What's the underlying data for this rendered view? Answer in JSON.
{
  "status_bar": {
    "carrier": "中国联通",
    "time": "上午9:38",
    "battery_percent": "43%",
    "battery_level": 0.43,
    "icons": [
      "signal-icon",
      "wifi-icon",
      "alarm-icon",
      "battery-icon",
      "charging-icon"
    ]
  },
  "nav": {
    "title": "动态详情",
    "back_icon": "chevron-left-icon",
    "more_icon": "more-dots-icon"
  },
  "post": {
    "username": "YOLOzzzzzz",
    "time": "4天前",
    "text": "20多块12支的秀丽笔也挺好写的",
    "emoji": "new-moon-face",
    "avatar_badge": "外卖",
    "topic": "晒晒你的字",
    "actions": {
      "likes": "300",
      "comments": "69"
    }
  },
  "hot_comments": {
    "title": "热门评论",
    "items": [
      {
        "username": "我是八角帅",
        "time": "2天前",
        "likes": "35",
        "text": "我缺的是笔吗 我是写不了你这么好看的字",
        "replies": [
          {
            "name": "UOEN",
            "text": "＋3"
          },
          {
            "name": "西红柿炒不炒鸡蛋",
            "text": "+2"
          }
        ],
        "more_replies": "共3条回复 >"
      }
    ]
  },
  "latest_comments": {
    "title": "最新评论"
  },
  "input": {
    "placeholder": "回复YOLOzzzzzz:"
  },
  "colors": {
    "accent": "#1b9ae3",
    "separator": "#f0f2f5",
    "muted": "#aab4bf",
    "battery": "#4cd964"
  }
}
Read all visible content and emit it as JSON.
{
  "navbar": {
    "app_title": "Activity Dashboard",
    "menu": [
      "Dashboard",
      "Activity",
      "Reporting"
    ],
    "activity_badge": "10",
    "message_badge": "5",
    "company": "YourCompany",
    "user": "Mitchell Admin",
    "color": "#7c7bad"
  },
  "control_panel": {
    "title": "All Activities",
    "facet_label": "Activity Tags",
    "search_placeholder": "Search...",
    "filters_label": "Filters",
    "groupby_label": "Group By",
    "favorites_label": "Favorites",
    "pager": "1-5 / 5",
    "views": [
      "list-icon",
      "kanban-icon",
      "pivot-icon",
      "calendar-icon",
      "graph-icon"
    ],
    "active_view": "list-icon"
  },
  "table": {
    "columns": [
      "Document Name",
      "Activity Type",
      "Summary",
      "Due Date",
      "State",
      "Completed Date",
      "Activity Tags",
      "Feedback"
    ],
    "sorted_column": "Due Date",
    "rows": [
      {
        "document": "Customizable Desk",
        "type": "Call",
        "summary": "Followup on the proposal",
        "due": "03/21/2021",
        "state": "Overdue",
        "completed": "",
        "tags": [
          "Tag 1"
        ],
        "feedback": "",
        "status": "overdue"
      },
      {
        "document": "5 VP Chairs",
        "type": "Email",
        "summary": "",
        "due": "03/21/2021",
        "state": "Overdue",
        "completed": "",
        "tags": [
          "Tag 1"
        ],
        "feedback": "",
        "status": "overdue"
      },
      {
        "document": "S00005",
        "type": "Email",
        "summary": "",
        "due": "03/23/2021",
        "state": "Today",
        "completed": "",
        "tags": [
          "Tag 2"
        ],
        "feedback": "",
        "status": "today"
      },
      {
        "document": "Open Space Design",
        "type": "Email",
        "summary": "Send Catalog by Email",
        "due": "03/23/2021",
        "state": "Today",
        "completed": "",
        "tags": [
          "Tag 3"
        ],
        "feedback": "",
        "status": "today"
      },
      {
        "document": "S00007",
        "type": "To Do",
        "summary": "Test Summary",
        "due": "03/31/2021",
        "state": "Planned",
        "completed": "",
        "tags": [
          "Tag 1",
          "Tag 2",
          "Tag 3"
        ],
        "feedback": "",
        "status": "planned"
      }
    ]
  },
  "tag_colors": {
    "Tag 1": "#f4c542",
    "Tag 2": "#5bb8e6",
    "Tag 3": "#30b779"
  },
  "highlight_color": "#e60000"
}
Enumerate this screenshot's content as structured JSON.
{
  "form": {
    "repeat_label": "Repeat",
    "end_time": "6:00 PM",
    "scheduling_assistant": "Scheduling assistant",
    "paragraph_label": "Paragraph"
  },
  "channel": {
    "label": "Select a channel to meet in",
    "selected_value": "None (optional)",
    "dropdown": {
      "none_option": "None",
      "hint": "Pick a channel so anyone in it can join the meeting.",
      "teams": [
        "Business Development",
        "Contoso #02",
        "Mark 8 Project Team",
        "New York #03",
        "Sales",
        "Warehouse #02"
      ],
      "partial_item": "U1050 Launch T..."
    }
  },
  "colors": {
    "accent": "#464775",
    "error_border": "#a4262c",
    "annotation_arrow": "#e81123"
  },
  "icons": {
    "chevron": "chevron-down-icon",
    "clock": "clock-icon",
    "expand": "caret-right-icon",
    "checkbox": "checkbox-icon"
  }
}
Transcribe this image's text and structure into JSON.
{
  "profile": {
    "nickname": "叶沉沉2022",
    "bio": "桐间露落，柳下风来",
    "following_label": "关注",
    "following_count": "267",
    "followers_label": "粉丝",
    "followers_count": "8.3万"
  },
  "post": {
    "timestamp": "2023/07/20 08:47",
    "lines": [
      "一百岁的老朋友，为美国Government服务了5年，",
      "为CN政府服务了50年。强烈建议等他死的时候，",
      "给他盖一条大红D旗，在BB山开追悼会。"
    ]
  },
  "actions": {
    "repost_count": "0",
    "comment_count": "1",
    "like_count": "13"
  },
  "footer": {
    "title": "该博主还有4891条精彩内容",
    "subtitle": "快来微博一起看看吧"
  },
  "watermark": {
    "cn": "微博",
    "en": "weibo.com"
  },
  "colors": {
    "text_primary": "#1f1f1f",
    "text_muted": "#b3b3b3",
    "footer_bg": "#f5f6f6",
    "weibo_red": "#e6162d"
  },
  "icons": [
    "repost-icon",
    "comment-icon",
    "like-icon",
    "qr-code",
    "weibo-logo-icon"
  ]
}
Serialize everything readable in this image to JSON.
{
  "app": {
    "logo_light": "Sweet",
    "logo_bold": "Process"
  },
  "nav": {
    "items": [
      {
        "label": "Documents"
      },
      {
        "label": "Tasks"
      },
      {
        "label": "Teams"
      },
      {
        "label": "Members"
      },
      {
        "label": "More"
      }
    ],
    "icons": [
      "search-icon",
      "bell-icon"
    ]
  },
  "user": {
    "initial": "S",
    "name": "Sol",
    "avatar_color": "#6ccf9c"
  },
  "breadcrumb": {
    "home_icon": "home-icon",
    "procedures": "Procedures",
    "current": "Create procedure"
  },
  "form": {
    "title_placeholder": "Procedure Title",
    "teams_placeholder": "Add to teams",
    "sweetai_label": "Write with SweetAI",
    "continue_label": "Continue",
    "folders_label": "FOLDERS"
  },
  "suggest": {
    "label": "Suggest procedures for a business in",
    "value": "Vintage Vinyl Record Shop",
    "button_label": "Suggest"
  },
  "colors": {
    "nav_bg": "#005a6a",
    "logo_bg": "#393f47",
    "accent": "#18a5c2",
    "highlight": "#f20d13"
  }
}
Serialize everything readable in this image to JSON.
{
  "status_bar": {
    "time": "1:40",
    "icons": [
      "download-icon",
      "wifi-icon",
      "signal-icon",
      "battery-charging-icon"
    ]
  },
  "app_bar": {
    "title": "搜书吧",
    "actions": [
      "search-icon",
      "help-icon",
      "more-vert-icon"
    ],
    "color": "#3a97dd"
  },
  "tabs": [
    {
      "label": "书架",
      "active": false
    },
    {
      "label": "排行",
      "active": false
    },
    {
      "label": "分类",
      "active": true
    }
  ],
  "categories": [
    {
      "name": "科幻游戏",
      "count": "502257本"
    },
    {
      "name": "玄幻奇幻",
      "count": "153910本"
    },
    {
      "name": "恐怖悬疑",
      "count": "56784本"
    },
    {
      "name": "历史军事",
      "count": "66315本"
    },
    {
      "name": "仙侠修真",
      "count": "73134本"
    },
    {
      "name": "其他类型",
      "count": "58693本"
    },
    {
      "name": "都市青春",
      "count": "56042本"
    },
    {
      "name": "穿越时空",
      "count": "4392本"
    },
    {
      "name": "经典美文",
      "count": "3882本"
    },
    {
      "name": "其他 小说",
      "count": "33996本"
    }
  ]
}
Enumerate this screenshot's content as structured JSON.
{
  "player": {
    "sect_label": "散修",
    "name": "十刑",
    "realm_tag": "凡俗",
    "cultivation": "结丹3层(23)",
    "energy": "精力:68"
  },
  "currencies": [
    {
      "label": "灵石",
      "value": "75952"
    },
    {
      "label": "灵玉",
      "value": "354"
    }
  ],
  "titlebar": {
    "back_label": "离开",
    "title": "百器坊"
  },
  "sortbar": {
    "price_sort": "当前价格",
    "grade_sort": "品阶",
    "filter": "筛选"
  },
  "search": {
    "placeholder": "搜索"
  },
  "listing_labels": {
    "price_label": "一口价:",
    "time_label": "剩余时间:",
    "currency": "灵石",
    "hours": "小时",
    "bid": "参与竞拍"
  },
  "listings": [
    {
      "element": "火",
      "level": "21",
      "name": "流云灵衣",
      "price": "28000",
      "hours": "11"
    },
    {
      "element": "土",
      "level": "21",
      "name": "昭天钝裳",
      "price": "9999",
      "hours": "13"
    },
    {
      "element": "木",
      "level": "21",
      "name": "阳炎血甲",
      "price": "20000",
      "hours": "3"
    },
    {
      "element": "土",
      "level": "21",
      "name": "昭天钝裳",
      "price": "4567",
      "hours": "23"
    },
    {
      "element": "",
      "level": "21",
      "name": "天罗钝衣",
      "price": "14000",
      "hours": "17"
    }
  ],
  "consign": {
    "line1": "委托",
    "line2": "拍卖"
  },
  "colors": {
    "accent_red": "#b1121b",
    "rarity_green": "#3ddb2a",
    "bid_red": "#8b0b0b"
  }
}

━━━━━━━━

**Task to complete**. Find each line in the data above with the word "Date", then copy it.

**Expected answer**.
      "Due Date",
      "Completed Date",
    "sorted_column": "Due Date",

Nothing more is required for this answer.